*** Opening MATERIAL PROVIDED ***

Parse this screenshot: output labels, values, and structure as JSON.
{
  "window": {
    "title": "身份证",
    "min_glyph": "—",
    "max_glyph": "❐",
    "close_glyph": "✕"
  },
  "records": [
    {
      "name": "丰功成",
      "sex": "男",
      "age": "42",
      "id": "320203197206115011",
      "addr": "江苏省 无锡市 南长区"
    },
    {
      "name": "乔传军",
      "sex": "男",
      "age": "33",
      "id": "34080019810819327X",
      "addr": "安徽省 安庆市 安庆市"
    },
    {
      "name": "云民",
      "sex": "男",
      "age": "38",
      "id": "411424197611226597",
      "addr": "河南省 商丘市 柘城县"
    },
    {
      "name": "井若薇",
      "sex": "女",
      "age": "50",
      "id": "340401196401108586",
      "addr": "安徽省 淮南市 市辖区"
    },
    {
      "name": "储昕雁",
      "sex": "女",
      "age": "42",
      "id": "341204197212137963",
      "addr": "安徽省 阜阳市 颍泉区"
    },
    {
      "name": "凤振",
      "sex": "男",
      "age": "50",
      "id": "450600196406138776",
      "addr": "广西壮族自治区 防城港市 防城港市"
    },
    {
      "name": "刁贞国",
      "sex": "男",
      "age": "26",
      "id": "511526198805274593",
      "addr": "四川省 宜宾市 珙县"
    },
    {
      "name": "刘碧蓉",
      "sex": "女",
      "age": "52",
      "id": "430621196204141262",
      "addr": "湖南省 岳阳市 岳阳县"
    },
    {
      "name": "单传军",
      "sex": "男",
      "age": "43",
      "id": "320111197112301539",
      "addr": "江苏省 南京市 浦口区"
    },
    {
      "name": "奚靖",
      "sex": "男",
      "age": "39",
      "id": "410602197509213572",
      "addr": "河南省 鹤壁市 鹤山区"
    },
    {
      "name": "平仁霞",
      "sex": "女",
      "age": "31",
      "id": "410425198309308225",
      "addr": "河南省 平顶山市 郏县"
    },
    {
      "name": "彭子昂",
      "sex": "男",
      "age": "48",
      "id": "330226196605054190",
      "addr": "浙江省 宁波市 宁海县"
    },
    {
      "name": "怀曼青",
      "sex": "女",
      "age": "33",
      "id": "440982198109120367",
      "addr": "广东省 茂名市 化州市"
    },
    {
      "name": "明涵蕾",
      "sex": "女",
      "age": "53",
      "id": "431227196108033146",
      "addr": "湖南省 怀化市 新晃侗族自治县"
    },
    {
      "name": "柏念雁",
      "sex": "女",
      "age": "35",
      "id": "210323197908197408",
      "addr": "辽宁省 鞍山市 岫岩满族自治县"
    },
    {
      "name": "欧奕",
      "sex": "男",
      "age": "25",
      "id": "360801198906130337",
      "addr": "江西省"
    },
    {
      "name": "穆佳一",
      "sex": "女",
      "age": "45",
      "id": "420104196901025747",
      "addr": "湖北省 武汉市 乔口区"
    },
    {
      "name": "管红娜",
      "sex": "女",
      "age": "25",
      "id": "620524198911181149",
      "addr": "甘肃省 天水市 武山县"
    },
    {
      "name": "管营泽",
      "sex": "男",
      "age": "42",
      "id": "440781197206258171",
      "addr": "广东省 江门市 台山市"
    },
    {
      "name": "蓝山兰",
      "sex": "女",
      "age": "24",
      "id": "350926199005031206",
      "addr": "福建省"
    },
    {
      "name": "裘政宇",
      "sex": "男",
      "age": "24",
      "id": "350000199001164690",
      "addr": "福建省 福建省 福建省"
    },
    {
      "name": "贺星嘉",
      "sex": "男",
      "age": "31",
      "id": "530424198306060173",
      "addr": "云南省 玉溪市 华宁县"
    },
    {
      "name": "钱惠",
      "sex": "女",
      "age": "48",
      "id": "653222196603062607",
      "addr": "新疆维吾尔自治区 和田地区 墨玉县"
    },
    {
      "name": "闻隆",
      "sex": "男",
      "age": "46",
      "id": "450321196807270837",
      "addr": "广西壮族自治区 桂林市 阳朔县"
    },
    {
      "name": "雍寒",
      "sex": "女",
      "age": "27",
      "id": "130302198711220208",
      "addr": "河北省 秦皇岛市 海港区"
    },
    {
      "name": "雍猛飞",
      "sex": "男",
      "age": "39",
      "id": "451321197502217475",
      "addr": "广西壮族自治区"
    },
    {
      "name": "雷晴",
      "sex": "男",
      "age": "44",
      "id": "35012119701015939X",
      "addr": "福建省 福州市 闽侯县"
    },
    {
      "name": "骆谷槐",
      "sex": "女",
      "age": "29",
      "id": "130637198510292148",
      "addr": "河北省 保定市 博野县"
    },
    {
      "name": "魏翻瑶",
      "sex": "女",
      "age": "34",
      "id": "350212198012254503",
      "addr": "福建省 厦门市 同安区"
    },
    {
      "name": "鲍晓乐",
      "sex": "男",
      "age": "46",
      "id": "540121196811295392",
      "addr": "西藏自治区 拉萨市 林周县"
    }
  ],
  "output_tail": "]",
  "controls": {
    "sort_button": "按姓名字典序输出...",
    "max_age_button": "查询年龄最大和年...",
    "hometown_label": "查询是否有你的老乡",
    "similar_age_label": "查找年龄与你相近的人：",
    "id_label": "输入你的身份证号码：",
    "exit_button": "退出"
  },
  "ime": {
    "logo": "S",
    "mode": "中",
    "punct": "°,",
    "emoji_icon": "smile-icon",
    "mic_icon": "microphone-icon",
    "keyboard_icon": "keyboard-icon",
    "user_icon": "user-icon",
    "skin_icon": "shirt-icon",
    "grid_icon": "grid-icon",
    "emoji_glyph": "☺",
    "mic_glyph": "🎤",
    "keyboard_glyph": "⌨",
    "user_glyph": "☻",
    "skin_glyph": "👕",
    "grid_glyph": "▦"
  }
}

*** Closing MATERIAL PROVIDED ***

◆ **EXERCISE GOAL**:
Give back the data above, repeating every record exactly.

◆ **REPLY TO THE TASK**:
Parse this screenshot: output labels, values, and structure as JSON.
{
  "window": {
    "title": "身份证",
    "min_glyph": "—",
    "max_glyph": "❐",
    "close_glyph": "✕"
  },
  "records": [
    {
      "name": "丰功成",
      "sex": "男",
      "age": "42",
      "id": "320203197206115011",
      "addr": "江苏省 无锡市 南长区"
    },
    {
      "name": "乔传军",
      "sex": "男",
      "age": "33",
      "id": "34080019810819327X",
      "addr": "安徽省 安庆市 安庆市"
    },
    {
      "name": "云民",
      "sex": "男",
      "age": "38",
      "id": "411424197611226597",
      "addr": "河南省 商丘市 柘城县"
    },
    {
      "name": "井若薇",
      "sex": "女",
      "age": "50",
      "id": "340401196401108586",
      "addr": "安徽省 淮南市 市辖区"
    },
    {
      "name": "储昕雁",
      "sex": "女",
      "age": "42",
      "id": "341204197212137963",
      "addr": "安徽省 阜阳市 颍泉区"
    },
    {
      "name": "凤振",
      "sex": "男",
      "age": "50",
      "id": "450600196406138776",
      "addr": "广西壮族自治区 防城港市 防城港市"
    },
    {
      "name": "刁贞国",
      "sex": "男",
      "age": "26",
      "id": "511526198805274593",
      "addr": "四川省 宜宾市 珙县"
    },
    {
      "name": "刘碧蓉",
      "sex": "女",
      "age": "52",
      "id": "430621196204141262",
      "addr": "湖南省 岳阳市 岳阳县"
    },
    {
      "name": "单传军",
      "sex": "男",
      "age": "43",
      "id": "320111197112301539",
      "addr": "江苏省 南京市 浦口区"
    },
    {
      "name": "奚靖",
      "sex": "男",
      "age": "39",
      "id": "410602197509213572",
      "addr": "河南省 鹤壁市 鹤山区"
    },
    {
      "name": "平仁霞",
      "sex": "女",
      "age": "31",
      "id": "410425198309308225",
      "addr": "河南省 平顶山市 郏县"
    },
    {
      "name": "彭子昂",
      "sex": "男",
      "age": "48",
      "id": "330226196605054190",
      "addr": "浙江省 宁波市 宁海县"
    },
    {
      "name": "怀曼青",
      "sex": "女",
      "age": "33",
      "id": "440982198109120367",
      "addr": "广东省 茂名市 化州市"
    },
    {
      "name": "明涵蕾",
      "sex": "女",
      "age": "53",
      "id": "431227196108033146",
      "addr": "湖南省 怀化市 新晃侗族自治县"
    },
    {
      "name": "柏念雁",
      "sex": "女",
      "age": "35",
      "id": "210323197908197408",
      "addr": "辽宁省 鞍山市 岫岩满族自治县"
    },
    {
      "name": "欧奕",
      "sex": "男",
      "age": "25",
      "id": "360801198906130337",
      "addr": "江西省"
    },
    {
      "name": "穆佳一",
      "sex": "女",
      "age": "45",
      "id": "420104196901025747",
      "addr": "湖北省 武汉市 乔口区"
    },
    {
      "name": "管红娜",
      "sex": "女",
      "age": "25",
      "id": "620524198911181149",
      "addr": "甘肃省 天水市 武山县"
    },
    {
      "name": "管营泽",
      "sex": "男",
      "age": "42",
      "id": "440781197206258171",
      "addr": "广东省 江门市 台山市"
    },
    {
      "name": "蓝山兰",
      "sex": "女",
      "age": "24",
      "id": "350926199005031206",
      "addr": "福建省"
    },
    {
      "name": "裘政宇",
      "sex": "男",
      "age": "24",
      "id": "350000199001164690",
      "addr": "福建省 福建省 福建省"
    },
    {
      "name": "贺星嘉",
      "sex": "男",
      "age": "31",
      "id": "530424198306060173",
      "addr": "云南省 玉溪市 华宁县"
    },
    {
      "name": "钱惠",
      "sex": "女",
      "age": "48",
      "id": "653222196603062607",
      "addr": "新疆维吾尔自治区 和田地区 墨玉县"
    },
    {
      "name": "闻隆",
      "sex": "男",
      "age": "46",
      "id": "450321196807270837",
      "addr": "广西壮族自治区 桂林市 阳朔县"
    },
    {
      "name": "雍寒",
      "sex": "女",
      "age": "27",
      "id": "130302198711220208",
      "addr": "河北省 秦皇岛市 海港区"
    },
    {
      "name": "雍猛飞",
      "sex": "男",
      "age": "39",
      "id": "451321197502217475",
      "addr": "广西壮族自治区"
    },
    {
      "name": "雷晴",
      "sex": "男",
      "age": "44",
      "id": "35012119701015939X",
      "addr": "福建省 福州市 闽侯县"
    },
    {
      "name": "骆谷槐",
      "sex": "女",
      "age": "29",
      "id": "130637198510292148",
      "addr": "河北省 保定市 博野县"
    },
    {
      "name": "魏翻瑶",
      "sex": "女",
      "age": "34",
      "id": "350212198012254503",
      "addr": "福建省 厦门市 同安区"
    },
    {
      "name": "鲍晓乐",
      "sex": "男",
      "age": "46",
      "id": "540121196811295392",
      "addr": "西藏自治区 拉萨市 林周县"
    }
  ],
  "output_tail": "]",
  "controls": {
    "sort_button": "按姓名字典序输出...",
    "max_age_button": "查询年龄最大和年...",
    "hometown_label": "查询是否有你的老乡",
    "similar_age_label": "查找年龄与你相近的人：",
    "id_label": "输入你的身份证号码：",
    "exit_button": "退出"
  },
  "ime": {
    "logo": "S",
    "mode": "中",
    "punct": "°,",
    "emoji_icon": "smile-icon",
    "mic_icon": "microphone-icon",
    "keyboard_icon": "keyboard-icon",
    "user_icon": "user-icon",
    "skin_icon": "shirt-icon",
    "grid_icon": "grid-icon",
    "emoji_glyph": "☺",
    "mic_glyph": "🎤",
    "keyboard_glyph": "⌨",
    "user_glyph": "☻",
    "skin_glyph": "👕",
    "grid_glyph": "▦"
  }
}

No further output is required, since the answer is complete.